But we cannot have the US acting so blatantly outside of international law and it should appall even right wing Americans that the government has given itself permission to kidnap people and not have to answer for their capture to any court of law.

That's wrong if Reagan did it, if Bush did it, if Clinton did it, and it's wrong if Obama's considering doing it.

The US is either bound by international law or it is a rogue state. That said, Glenn Reynolds and others are simply talking nonsense when they say that the Obama regime is continuing Bush's torture programme.

If Obama is continuing the rendition programme then we should question why he is continuing an act which is outside of international law, but it is ludicrous to take this highly suspect procedure and equate it with the Bush torture regime.

However, Obama has stated that the US is a country of laws. To truly live up to the admirable standards which he has proclaimed, he should value international law as much as any other.


Steel Phoenix said...

Strangely enough, I'm more more bothered by the kidnappings than the tortures. Once you have lost your liberty, your human rights, what is left? The thought that the government thinks it is ok to just go pick people up and take them out of the light of oversight and justice makes me think they are up to no good.

To some extent I'm with Gore on this one. I think the key is that while we do what we have to do, we should be willing to openly accept the consequences. If what we did was right, then we have no need to fear the light. We should never do this just because it is easy. It should be a last resort, and we should come clean about it in short order.

Kel said...

I'm bothered by both. I think we should live by the law and, where the law works against our interests when it comes to arresting terrorists, then we should change the law. No ordinary person can simply break a law because they think it is burdensome and governments shouldn't be able to do so either.

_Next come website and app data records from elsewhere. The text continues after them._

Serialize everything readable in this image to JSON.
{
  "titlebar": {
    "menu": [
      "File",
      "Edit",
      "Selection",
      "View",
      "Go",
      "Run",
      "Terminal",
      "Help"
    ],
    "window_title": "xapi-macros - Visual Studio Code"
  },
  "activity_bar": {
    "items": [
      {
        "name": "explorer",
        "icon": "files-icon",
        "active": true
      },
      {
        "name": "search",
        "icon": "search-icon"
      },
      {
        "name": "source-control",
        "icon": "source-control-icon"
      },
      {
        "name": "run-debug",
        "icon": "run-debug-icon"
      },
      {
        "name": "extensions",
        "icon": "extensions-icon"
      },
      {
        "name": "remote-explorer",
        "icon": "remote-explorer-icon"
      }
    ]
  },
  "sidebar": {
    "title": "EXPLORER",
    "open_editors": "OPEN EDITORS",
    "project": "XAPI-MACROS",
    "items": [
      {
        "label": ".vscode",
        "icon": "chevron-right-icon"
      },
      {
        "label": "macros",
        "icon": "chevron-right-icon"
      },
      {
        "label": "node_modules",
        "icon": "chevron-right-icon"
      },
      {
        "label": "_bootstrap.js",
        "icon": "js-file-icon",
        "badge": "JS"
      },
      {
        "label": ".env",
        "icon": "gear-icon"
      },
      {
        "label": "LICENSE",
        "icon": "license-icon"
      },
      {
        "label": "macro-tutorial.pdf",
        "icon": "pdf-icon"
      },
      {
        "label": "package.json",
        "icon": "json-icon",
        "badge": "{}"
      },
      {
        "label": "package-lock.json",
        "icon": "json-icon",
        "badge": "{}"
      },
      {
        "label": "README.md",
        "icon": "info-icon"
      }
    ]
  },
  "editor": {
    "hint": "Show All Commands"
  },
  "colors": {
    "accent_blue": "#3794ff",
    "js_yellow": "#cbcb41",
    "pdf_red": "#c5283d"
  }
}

And other country's won't respect international law if the US doesn't.